DC Edit | Only 2 states' can bring durable peace in Mideast
The lack of consensus among the participants of the virtual summit of the G-20 nations on supporting the two-state solution to end the Israeli-Palestine conflict points to the deep fissures in the international community despite the display of solidarity with the idea. They become starker given that the G-20 summit held in September in Delhi was able to agree on a joint statement on the deeply divisive Russian war in Ukraine but the same grouping is now unable to push a peace idea on the West Asian conflict. There is overwhelming support for the proposal, as Indian external affairs minister S. Jaishankar put it, but when it comes to the crux, there is little to cheer, despite Prime Minister Narendra Modi’s passionate pitch for a just solution.
The two-state theory goes back to 1948 when Israel was established on the Palestinian land as per a United Nations resolution. The idea resurfaced in the form a UN resolution of 1967 which followed the Seven-Day War. The resolution had called for the “withdrawal of Israel armed forces from territories occupied in the recent conflict” and “termination of all claims or states of belligerency and respect for and acknowledgement of the sovereignty, territorial integrity and political independence of every state in the area and their right to live in peace within secure and recognised boundaries free from threats or acts of force”. The 1973 UN Resolution which underscored the “the realisation of the inalienable rights of the Palestinian people, primarily the right to self-determination” and called for the “withdrawal of Israel from the Palestinian territory occupied since 1967” essentially reflected the same solution. The Oslo Accords to which both Israel and Palestine Liberation Organisation agreed to also essentially reflected the same solution to the historical problem.
It appears that a section of the actors on both sides and their sponsors elsewhere are not serious about bringing peace in the region, leaving the people of Palestine and Israel under permanent threat of elimination and extinction. The hardliners, like in every conflict anywhere, would never want to compromise their positions.
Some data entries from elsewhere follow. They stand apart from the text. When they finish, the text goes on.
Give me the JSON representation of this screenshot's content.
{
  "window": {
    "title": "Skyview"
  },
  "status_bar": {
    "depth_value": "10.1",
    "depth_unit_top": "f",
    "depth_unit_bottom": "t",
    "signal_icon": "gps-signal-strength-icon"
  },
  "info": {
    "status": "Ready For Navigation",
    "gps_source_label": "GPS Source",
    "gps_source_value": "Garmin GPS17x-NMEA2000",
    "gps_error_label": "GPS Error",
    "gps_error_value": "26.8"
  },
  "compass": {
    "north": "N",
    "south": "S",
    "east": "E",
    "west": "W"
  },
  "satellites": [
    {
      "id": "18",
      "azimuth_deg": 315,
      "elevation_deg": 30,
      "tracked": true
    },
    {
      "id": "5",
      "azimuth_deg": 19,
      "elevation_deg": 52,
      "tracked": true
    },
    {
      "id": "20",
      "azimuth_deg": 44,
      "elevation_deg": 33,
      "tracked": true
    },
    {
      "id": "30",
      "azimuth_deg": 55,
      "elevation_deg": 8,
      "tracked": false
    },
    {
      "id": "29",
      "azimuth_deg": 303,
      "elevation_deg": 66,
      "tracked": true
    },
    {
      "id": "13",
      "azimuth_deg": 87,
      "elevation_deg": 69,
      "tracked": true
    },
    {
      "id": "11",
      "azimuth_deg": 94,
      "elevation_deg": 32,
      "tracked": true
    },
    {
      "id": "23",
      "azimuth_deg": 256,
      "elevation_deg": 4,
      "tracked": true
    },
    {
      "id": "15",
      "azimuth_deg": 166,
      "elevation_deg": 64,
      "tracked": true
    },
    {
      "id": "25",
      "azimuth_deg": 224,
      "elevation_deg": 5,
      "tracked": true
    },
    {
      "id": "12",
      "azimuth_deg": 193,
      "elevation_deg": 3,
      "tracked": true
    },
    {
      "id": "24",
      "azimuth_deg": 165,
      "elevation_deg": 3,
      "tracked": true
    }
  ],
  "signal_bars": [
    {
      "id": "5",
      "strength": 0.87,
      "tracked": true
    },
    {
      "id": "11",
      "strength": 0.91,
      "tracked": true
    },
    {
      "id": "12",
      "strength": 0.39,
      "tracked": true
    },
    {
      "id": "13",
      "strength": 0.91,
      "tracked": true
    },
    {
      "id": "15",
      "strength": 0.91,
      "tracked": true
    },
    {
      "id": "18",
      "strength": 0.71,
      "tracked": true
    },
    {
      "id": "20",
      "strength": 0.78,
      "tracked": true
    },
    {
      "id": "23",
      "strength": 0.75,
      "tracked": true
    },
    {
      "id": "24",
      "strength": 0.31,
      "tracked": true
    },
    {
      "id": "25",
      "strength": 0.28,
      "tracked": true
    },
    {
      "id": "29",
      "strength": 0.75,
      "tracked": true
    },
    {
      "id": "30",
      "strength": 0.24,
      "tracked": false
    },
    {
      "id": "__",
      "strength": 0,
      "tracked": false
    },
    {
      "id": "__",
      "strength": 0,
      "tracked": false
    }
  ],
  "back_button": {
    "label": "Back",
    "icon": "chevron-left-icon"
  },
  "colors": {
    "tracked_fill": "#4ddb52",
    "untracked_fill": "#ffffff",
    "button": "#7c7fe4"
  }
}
The recent humanitarian pause and agreement to exchange hostages agreed to by both Israel and Hamas are a blip on the radar, and nothing more. Both Israel and Palestine have no dearth of friends in the comity of nations but none wants to exert enough pressure to once and for all end the violence and in such a way that the will of the international community reflected in the UN resolutions is implemented. It is a stage occupied by part-time actors who would, in their own interest, get on to the stage, play the role of peaceniks and go back to the green room. The G-20 is a forum that is made of powerful forces who have the diplomatic, economic and political wherewithal and leeway to end the problem. Their unwillingness to come to a consensus is a dampener for all those who wish for peace to return to West Asia.